Guest post by Sylvia Martinez.
The 2018 Latino Film Festival is about a week away!
Planning for the festival began in the summer of 2017. With the help of Latino Studies faculty and graduate students, we settled on a theme and list of potential films by early September. This year’s theme, “Latinx Spaces,” seeks to explore how the Latinx population navigates geographical, political, and social spaces in the U.S. It seemed particularly relevant to tackle this theme in light of Trump’s election since his campaign rhetoric centered on painting immigrants, but particularly Latinx immigrants, and by extension U.S.-born Latinx individuals, as a group that does not belong in this country. About a month after selecting the films for the festival, I quickly noticed that half of our scheduled program was LGBTQ+ themed. I wish I could say this was intentional but it was not. Regardless of intent, I am delighted with the outcome, as it will highlight the experiences of an often-invisible population in the Latinx community.
Perhaps I should not be surprised that half of our program is LGBTQ+ themed. We did after all purposefully choose to use the term “Latinx.” The term “Latinx” (pronounced La-teen-ex) has become a popular alternative to both Latino and Latina. Its use gained traction among queer communities rejecting the gender binary imposed by the use of Latino/a, Latina/o, or Latin@. Advocates embrace how the term advances social justice for queer and non-gender conforming individuals. Critics note it is another form of linguistic imperialism; specifically, U.S.-born Latinos imposing new language on predominantly Spanish speaking Latinos who may struggle to use or pronounce the term “Latinx.” But we can debate the merits of the term on another occasion.
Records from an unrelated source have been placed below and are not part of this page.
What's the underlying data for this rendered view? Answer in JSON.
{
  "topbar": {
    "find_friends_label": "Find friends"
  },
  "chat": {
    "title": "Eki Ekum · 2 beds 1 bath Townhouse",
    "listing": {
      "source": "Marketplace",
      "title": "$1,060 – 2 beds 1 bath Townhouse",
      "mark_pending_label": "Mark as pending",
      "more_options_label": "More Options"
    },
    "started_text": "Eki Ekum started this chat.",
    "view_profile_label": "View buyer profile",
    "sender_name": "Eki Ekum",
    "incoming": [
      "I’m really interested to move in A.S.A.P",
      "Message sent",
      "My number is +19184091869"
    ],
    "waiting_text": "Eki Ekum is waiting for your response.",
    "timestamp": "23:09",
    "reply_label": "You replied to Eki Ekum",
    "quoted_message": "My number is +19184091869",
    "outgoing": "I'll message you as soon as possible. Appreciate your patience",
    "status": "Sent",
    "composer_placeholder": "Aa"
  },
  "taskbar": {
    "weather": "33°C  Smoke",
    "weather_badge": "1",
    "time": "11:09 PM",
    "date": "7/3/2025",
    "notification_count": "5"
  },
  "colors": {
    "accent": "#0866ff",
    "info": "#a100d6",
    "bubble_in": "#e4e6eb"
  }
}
Is it possible that the use of the “Latinx” in our title subliminally guided us towards LGBTQ+ themed films? It is quite possible. The LGBTQ+ themed screenings at the festival include the short films program and two feature films, Signature Move (2017) and Elliot Loves (2012). Presented primarily through comedy, the short films program highlights how love transcends age, gender, and time. In Amigas with Benefits, an elderly lesbian couple is excited about finally living their best lives, but an uninvited guest threatens their celebration. Presented in 3D printed figurines, the main characters in Victor and Isolina comically explain their lifelong and difficult love story. In Vámonos, the protagonist struggles with grief after her girlfriend dies. She must overcome homophobic hostilities to respectfully send her partner off into the afterlife. As the directors of the three short films plan to join us, this proves to be an exciting and engaging screening.
We are also excited to be screening Signature Move, starring Indiana University alum Fawzia Mirza. Based on a real-life relationship, this story portrays a queer love affair of Zaynab, a Pakistani American lawyer and wannabe Lucha Libre wrestler, and Alma, a Mexican American bookstore owner. Our festival ends on Saturday night with the screening of Elliot Loves, the story of a young, gay Dominican American man exploring the seemingly universal need of being loved and understood.
I cannot reiterate my enthusiasm for highlighting the experiences of the Latinx LGBTQ+ community through film. National statistics estimate that about 4 percent of individuals living in the U.S. identify as LGBTQ. Those that identify as Hispanic or Latino are more likely to identify as LGBTQ in comparison to Whites (5.4 percent vs. 3.6 percent). Despite this difference, the LGBTQ+ community of color remains highly invisible within the Latinx population more generally, but even within the mainstream LGBTQ+ community. This invisibility prevents us from understanding the particular level of marginalization this community encounters on a daily basis. Latinx LGBTQ+ individuals, for example, are disproportionately victims of homicide, hate violence, and racial discrimination. Our LGBTQ+ themed films at the festival present lighter and more comedic fare, but I point to these statistics to bring this community’s challenges to light. To that end, I do hope you can support the Latinx community by joining us at the Cinema.
The Latino Film Festival is a two-day event that will be held at the IU Cinema, beginning March 2 with Latinx Love Across Time and Space (Shorts Program), Dolores, and Signature Move. The series will continue on March 3 with Hostile Border, Beatriz at Dinner, and Elliot Loves.
This series is sponsored by La Casa, Latino Cultural Center; LGBTQ+ Culture Center; the departments of Gender Studies, American Studies, Sociology, and History; the School of Education; The Media School; the Center for Research on Race and Ethnicity in Society; the Office of the Vice President for Diversity, Equity, and Multicultural Affairs; and the IU Cinema.
Sylvia Martinez is an Associate Professor in the department of Educational Leadership and Policy Studies, and the director of the Latino Studies Program.